Further, the study revealed that India could emerge as the hub of developing agri-fintech solutions for rest of the world particularly for regions such as Africa, South Asia and Southeast Asia, which have similar farming profiles
Banks Defer Partnering With Startups
The report highlighted that meaningful partnerships between financial institutions and agritech startups need more time to scale as most agritech startups at present offer standalone or partial solutions to banks. This becomes difficult for banks to collaborate with multiple agritech startups, and are most likely to choose agritech companies that offer them a full stack, comprehensive solution.
Besides this, banks have limited knowledge about how startups provide loans to farmers and even till this day, they trust their office staff to do the survey for them, and believe that agritech startups fail to add value in assessing the creditworthiness of small and marginal farmers, and banks require agritech startups that have data points for around 4-5 years, before conducting a pilot, the report added.

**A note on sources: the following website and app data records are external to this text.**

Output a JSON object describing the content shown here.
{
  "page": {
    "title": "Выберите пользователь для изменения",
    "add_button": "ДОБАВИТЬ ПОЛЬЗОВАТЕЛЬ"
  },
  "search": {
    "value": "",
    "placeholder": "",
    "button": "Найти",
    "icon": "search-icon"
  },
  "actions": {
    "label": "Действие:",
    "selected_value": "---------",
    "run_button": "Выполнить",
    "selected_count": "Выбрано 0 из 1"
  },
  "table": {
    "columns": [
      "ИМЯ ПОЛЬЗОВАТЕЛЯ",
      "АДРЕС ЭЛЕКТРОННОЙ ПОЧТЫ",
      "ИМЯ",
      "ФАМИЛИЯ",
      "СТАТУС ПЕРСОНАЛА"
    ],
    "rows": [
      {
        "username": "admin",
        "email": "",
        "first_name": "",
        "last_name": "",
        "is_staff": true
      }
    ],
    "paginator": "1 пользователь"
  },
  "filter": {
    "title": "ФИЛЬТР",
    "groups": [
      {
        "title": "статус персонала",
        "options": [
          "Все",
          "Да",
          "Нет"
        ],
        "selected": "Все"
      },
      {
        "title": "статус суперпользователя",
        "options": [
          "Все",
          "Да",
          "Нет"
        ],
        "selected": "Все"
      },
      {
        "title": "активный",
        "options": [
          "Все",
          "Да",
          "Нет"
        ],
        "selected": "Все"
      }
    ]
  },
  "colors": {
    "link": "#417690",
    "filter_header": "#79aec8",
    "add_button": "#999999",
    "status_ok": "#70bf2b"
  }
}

Furthermore, the report showcased the importance of an end-to-end, agri-stack platform which improves the existing farm-lending processes — and calls for a one-stop solution for banks, which includes features like innovator group, financial institution group, pilot development and build data and history around agri-value chain.
Will India See An AgriStack?
Today, only a few states have digitized land records, and a single platform to verify and gather the records can benefit farmers to a large extent. Also, agritech startups find it challenging to partner with the government. If the data is shared with the agritech startups, this can create a powerful partnership between the government and agritech startups.
In its report, Robo Foundation revealed a single unified digital agri-database solution such as AgriStack which enables credit access to farmers by providing information related to farm, farmer and crop. This, in a way, also paves a way for open APIs for agritech startups to develop various applications such as digital GPS-tagged land boundaries that guarantee land titles, digital records, etc.
Most importantly, the development financial institutions need to create a separate fund like rural infrastructure development fund (RIDF) or seek alternative sources of funding from global development and financial institutions like Asian Development Bank (ADB), International Finance Corporation (IFC) and Deutsche Gesellschaft für Internationale Zusammenarbeit (GIZ) should help build agri-market infrastructure and offer capital to institutions that lend to small and marginal farmers, the report added.